Secondly, even if the petitioners' presence in the MahaMaluwa was per se lawful and they are not guilty of anyoffence by reason of such presence the rights invoked by themshall be subject to such restrictions as may be prescribed bylaw in the interests of public order. Such restrictions are foundin the Code of Criminal Procedure Act, No. 15 of 1979 andthe Police Ordinance (Cap. 53). Chapter VIII of the Code,S.95 empowers a police officer not below the rank of Inspectorof Police to command any assembly -of five or more personslikely to cause a disturbance of the public peace to dispersewhereupon it shall be the duty of the members of such assem-bly to disperse accordingly. If upon being so commanded suchassembly does not disperse or if without being so commandedit conducts itself in such a manner as to show a determinationnot to disperse, the police officer is empowered to proceed todisperse such assembly by the use of such force as may rea-sonably be necessary to disperse such assembly. S. 97 providesto a police officer exercising such power in good faith immun-ity from civil or criminal proceedings for an act purported tobe done under this chapter.
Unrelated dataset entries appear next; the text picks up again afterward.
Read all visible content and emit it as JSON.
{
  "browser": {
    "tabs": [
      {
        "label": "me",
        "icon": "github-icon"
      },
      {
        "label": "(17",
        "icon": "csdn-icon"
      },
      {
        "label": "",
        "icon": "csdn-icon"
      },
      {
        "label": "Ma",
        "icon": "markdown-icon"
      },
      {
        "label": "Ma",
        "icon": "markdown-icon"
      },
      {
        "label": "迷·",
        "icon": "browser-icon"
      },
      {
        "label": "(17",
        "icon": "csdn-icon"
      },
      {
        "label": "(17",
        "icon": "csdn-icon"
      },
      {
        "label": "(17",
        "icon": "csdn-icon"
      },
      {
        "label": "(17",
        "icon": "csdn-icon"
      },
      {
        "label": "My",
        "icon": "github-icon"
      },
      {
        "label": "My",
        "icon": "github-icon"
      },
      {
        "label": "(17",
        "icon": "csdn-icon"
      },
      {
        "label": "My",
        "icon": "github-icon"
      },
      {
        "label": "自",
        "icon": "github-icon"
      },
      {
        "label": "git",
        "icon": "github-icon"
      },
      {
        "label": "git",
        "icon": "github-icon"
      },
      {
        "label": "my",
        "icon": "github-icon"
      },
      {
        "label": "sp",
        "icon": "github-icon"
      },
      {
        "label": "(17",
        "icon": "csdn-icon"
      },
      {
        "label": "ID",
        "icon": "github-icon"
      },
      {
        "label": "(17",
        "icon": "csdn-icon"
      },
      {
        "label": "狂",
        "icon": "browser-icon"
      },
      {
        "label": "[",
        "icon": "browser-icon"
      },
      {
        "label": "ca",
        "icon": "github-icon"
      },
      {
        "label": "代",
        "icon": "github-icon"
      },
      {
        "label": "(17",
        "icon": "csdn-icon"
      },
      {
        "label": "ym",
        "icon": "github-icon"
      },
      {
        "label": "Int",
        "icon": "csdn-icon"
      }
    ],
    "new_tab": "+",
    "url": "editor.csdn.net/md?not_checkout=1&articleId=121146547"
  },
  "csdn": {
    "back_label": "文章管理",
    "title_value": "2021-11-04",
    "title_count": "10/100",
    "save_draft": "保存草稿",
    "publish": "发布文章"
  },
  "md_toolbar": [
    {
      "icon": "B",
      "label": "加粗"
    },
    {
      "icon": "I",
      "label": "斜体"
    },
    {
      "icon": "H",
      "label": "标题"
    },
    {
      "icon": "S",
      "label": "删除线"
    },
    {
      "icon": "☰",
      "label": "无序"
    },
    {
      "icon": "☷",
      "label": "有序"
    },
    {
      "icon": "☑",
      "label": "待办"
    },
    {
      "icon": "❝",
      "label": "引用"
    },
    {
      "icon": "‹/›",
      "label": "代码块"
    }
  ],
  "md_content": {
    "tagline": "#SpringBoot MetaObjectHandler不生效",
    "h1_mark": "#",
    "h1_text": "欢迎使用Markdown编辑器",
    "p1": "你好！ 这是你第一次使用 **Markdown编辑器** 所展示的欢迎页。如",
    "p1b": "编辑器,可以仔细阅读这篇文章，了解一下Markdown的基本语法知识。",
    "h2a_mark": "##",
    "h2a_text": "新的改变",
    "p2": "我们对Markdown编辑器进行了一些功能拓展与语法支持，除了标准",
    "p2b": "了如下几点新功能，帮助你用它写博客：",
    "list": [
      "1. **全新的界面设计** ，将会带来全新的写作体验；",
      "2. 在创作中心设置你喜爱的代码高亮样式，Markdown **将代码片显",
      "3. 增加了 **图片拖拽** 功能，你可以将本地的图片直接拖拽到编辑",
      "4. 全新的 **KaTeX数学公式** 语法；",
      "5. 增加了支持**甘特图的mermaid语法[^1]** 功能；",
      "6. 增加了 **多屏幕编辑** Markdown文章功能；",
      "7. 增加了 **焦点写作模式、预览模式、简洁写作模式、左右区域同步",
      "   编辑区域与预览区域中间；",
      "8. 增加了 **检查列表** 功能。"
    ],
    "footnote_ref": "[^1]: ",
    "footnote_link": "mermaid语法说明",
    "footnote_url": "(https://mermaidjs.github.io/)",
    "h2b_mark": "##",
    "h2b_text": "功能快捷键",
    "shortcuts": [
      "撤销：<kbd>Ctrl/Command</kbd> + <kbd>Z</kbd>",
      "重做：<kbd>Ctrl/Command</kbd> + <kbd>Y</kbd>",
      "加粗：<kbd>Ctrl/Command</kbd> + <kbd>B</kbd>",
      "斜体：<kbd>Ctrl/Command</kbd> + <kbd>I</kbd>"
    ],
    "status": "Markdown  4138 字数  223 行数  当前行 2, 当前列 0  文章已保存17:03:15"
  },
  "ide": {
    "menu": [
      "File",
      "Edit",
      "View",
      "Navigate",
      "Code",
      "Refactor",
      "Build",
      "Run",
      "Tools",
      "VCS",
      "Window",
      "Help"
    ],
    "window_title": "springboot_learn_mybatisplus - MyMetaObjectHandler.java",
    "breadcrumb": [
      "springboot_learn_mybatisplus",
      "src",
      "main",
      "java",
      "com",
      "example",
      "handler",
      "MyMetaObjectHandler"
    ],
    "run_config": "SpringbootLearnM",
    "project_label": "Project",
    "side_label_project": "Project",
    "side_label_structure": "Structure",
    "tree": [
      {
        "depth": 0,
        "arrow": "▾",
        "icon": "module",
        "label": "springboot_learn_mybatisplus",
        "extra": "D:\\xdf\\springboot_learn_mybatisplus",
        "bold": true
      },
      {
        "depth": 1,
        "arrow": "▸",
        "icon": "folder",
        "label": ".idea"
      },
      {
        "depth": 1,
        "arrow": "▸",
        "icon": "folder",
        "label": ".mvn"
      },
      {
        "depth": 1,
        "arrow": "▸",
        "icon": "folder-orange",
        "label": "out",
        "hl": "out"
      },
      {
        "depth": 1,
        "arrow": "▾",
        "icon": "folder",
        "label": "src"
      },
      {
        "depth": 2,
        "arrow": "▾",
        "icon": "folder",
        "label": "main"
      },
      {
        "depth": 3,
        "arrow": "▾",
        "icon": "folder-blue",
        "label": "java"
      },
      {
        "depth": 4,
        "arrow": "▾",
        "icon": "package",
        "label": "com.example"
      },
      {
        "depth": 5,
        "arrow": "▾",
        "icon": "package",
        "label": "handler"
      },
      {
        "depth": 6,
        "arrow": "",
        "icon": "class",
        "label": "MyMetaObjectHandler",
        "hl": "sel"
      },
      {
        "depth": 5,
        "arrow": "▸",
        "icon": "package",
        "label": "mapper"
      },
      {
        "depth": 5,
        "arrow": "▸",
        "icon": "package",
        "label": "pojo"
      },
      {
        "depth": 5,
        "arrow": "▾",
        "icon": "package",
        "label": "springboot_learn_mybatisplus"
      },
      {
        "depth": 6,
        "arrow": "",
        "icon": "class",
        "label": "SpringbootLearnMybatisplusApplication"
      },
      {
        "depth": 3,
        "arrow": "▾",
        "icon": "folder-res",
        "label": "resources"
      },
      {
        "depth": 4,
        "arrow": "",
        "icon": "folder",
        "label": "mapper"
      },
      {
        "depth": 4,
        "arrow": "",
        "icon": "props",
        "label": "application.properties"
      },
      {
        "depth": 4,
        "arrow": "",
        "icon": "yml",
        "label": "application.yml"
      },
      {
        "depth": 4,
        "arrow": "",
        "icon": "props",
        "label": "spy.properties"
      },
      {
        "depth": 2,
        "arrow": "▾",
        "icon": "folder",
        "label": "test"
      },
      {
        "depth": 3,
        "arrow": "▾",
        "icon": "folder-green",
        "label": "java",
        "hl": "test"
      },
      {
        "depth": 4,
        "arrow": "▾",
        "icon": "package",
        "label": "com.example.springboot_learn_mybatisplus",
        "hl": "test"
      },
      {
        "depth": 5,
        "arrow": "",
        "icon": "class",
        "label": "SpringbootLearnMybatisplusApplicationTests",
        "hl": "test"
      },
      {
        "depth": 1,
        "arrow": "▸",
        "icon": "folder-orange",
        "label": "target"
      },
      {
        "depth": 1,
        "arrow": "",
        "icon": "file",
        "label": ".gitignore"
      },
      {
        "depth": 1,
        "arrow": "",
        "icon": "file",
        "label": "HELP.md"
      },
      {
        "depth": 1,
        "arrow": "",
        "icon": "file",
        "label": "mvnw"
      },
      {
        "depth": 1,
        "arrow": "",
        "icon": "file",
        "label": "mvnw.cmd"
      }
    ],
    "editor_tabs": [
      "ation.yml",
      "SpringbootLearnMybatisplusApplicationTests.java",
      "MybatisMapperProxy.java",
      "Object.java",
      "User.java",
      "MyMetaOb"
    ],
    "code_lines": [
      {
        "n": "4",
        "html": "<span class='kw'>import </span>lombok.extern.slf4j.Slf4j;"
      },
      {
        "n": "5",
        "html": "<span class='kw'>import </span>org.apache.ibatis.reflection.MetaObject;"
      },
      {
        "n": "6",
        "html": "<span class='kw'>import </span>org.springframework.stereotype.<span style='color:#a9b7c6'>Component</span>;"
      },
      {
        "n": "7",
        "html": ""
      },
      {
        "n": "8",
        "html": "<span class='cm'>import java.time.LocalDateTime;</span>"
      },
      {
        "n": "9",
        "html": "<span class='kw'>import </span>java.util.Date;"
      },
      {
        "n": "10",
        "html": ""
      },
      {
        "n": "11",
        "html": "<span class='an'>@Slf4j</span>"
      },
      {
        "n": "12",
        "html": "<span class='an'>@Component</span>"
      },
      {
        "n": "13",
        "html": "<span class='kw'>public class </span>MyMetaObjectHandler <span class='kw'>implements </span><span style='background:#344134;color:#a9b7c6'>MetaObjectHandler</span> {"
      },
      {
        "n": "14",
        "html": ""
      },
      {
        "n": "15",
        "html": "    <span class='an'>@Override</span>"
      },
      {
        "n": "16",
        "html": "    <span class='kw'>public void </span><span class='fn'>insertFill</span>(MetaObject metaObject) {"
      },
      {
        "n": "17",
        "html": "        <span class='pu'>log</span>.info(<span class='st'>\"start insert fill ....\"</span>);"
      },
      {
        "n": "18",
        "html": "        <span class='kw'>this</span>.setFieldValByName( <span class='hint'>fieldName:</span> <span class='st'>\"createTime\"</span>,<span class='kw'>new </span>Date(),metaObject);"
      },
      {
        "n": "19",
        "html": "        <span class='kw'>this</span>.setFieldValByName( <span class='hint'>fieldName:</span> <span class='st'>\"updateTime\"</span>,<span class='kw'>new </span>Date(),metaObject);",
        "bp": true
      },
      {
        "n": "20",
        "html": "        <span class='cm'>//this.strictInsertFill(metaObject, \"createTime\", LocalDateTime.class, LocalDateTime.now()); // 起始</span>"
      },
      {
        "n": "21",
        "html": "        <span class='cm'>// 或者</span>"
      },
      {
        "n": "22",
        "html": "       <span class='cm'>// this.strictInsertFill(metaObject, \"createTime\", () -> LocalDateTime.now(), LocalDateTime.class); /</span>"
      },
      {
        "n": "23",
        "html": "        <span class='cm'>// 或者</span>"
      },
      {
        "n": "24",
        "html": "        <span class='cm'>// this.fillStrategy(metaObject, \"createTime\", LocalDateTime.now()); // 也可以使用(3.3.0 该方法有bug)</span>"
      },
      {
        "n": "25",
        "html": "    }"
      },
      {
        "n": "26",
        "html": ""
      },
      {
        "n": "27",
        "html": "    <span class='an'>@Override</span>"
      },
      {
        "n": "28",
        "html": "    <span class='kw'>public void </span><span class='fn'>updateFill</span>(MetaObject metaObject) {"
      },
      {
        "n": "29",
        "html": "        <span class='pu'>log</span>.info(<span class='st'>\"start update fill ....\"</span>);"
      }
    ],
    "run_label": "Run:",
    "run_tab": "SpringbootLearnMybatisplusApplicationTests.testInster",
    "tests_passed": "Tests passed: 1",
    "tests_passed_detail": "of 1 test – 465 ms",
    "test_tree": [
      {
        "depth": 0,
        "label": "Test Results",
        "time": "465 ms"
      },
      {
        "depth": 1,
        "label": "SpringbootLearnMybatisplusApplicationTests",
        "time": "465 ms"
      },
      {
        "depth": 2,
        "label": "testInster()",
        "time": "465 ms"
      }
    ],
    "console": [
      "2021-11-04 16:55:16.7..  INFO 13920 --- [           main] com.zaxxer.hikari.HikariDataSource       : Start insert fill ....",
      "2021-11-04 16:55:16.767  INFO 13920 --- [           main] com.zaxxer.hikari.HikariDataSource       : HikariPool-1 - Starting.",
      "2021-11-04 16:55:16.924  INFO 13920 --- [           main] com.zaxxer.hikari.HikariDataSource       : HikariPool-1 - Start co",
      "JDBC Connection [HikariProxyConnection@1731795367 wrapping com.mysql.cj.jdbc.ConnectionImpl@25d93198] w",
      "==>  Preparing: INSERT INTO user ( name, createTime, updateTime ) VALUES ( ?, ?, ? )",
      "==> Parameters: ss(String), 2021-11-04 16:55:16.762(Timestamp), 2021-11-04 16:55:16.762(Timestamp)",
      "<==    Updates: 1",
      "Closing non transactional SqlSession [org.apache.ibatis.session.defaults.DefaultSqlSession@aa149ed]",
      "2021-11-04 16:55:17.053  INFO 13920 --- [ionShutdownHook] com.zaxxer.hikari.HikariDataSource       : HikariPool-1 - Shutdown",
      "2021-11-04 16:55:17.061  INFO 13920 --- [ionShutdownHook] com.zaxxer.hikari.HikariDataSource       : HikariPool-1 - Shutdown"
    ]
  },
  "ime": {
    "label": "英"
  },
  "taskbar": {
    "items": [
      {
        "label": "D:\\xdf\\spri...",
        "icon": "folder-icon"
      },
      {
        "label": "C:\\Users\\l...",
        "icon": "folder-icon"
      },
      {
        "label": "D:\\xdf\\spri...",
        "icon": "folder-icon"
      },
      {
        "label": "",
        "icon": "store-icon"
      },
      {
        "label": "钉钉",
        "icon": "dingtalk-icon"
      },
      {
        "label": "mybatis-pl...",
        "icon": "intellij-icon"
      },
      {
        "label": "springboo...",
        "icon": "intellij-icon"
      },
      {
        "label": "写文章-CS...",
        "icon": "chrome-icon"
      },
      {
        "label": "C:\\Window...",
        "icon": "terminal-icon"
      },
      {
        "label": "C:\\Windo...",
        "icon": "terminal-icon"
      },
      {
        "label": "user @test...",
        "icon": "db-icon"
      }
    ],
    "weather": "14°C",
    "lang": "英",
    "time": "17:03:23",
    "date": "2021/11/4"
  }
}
S.56 of the Police Ordinance provides that it shall be theduty of a police officer inter alia, to preserve the public peaceand to collect and communicate intelligence affecting the pub-lic peace.
Whilst the protest planned by the petitioners is within theirrights in a democratic set up, it is to be noted that this was aperiod of unrest and civil disturbance in the country when thelaw enforcement agencies had to act with the utmost vigilanceto ensure the maintenance of public order. Places of religiousworship particularly sacred places such as the Dalada Malig-awa require special protection during such periods. The PoliceOrdinance imposes a duty on the police to take necessary
Siiisena vs, De Mel and Another
action and the Code of Criminal Procedure Act confers neces-sary powers on the police in that regard. In the light of theevidence before this Court and the applicable law I am of theview that all the steps taken by the police are justified.
Had the petitioners paid their respects at the DaladaMaligawa and proceeded to George E. de Silva Park whichwas the main venue without attempting to stage a Sathyagrahain the Maha Maluwa the situation might have been different.If, however, they were keen to conduct the proposed Sathya-graha the appropriate course would have been to give priornotice of their intention to the Maligawa authorities. They didnot do so in the belief that the Maha Maluwa is public prop-erty and that they had a constitutional right to conduct aSathyagraha there. They have no such right; and as I havefound, the meeting itself was not peaceful. Hence the policeTiave not infringed their fundamental rights in dispersing them.In the result, I dismiss this application with costs.
Goonewardena J.— I agree.
BERNARD SOYSA AND TWO OTHERS V, THE ATTORNEY-GENERAL AND TWO OTHERS